What you need to do — For the records below, work out the number of lines holding "JSON" and reply with only that.

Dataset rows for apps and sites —

[Start of section]

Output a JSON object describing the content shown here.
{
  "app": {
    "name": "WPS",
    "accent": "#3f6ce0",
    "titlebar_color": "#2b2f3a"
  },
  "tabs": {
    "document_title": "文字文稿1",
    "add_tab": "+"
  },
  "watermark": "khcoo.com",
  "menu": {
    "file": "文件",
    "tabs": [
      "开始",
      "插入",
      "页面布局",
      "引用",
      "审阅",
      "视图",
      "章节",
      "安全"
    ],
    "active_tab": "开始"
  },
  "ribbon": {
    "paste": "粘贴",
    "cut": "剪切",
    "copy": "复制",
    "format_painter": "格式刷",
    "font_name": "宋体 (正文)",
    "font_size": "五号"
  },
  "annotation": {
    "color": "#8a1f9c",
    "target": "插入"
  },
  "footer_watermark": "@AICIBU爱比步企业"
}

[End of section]
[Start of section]

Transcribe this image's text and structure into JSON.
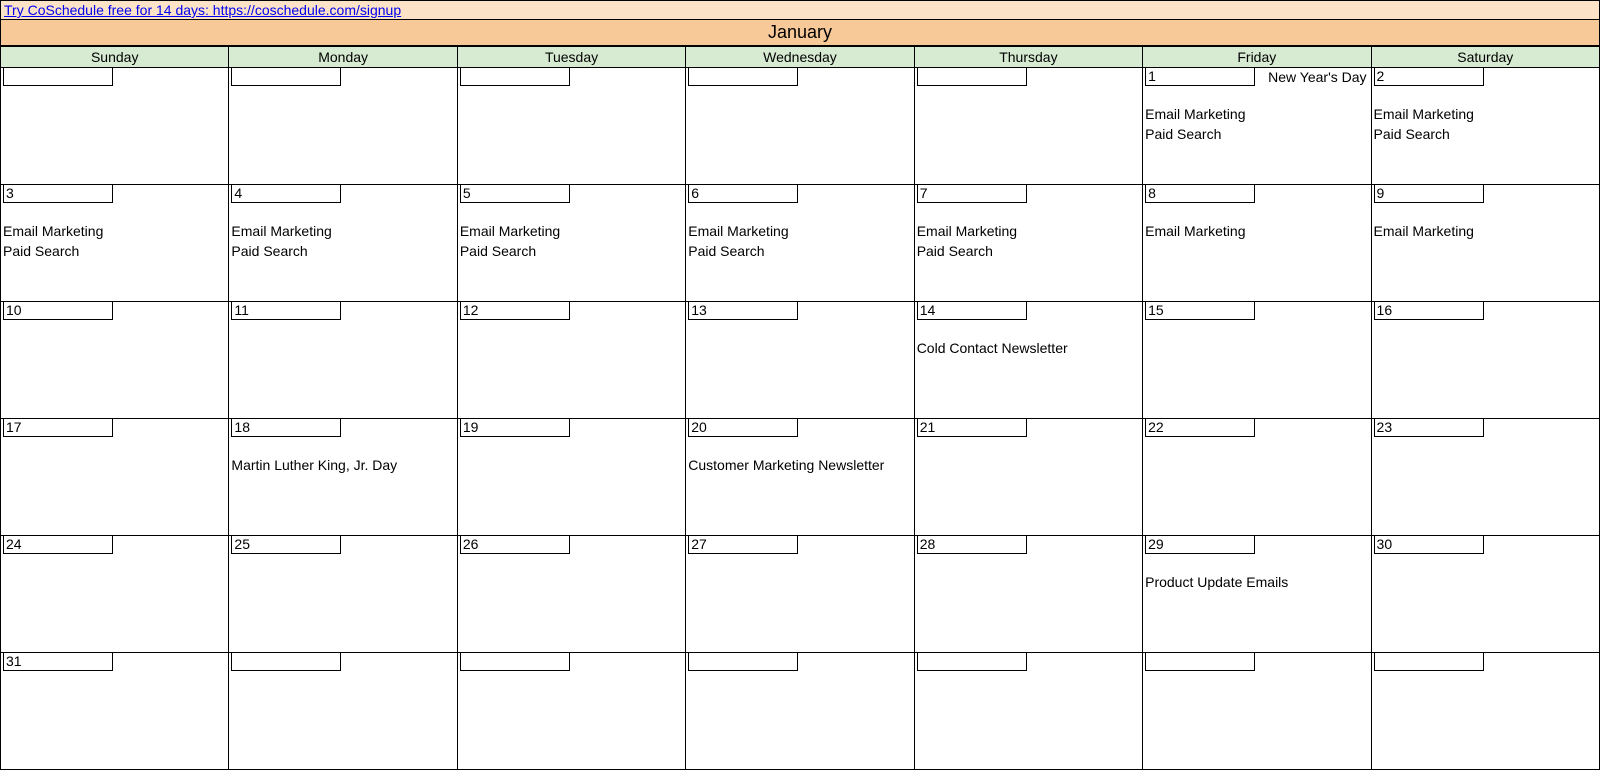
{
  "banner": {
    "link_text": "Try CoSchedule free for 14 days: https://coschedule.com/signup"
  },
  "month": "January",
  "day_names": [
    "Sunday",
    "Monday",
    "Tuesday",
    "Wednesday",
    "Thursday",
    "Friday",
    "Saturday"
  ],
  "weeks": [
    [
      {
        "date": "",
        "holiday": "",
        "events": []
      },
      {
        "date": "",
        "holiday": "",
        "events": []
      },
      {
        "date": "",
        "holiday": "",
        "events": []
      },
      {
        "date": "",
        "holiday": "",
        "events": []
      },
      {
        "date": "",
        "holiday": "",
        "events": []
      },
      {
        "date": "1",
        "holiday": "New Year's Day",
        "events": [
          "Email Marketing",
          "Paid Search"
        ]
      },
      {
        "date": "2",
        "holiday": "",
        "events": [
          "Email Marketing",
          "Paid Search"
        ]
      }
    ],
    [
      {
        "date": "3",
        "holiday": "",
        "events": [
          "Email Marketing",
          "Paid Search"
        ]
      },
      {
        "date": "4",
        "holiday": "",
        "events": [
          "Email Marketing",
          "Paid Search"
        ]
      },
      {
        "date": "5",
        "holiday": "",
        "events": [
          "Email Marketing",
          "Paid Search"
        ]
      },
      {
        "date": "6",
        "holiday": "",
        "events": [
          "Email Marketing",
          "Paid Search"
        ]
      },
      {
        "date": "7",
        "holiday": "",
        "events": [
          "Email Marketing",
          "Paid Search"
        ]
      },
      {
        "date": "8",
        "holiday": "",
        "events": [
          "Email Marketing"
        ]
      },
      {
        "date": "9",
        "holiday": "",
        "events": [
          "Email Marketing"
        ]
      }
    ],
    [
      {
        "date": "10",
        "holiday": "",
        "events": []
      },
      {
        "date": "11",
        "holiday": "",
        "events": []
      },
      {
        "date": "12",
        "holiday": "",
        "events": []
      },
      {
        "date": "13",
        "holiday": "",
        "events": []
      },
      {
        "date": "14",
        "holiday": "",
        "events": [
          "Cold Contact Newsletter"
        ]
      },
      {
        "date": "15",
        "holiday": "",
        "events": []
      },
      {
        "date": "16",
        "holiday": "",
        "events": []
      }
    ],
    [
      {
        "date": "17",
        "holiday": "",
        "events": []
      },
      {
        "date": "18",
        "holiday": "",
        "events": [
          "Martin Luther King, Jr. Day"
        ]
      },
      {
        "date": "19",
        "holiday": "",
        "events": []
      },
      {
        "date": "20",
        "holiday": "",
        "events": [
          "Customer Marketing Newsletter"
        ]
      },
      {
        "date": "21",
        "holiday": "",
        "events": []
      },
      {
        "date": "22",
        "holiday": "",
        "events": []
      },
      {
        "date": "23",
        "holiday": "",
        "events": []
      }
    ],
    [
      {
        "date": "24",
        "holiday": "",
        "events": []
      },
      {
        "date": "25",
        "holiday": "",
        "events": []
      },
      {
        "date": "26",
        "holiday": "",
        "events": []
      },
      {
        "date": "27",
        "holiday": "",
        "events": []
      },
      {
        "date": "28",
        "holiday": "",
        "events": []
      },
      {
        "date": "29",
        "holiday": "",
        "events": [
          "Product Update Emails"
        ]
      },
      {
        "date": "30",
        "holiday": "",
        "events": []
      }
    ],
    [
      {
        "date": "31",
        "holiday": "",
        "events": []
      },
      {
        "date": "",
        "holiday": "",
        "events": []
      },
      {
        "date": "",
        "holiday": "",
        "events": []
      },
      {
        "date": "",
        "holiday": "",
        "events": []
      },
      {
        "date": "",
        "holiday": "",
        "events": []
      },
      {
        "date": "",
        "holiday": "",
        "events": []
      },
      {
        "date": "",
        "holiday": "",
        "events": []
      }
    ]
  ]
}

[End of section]

Reply — 2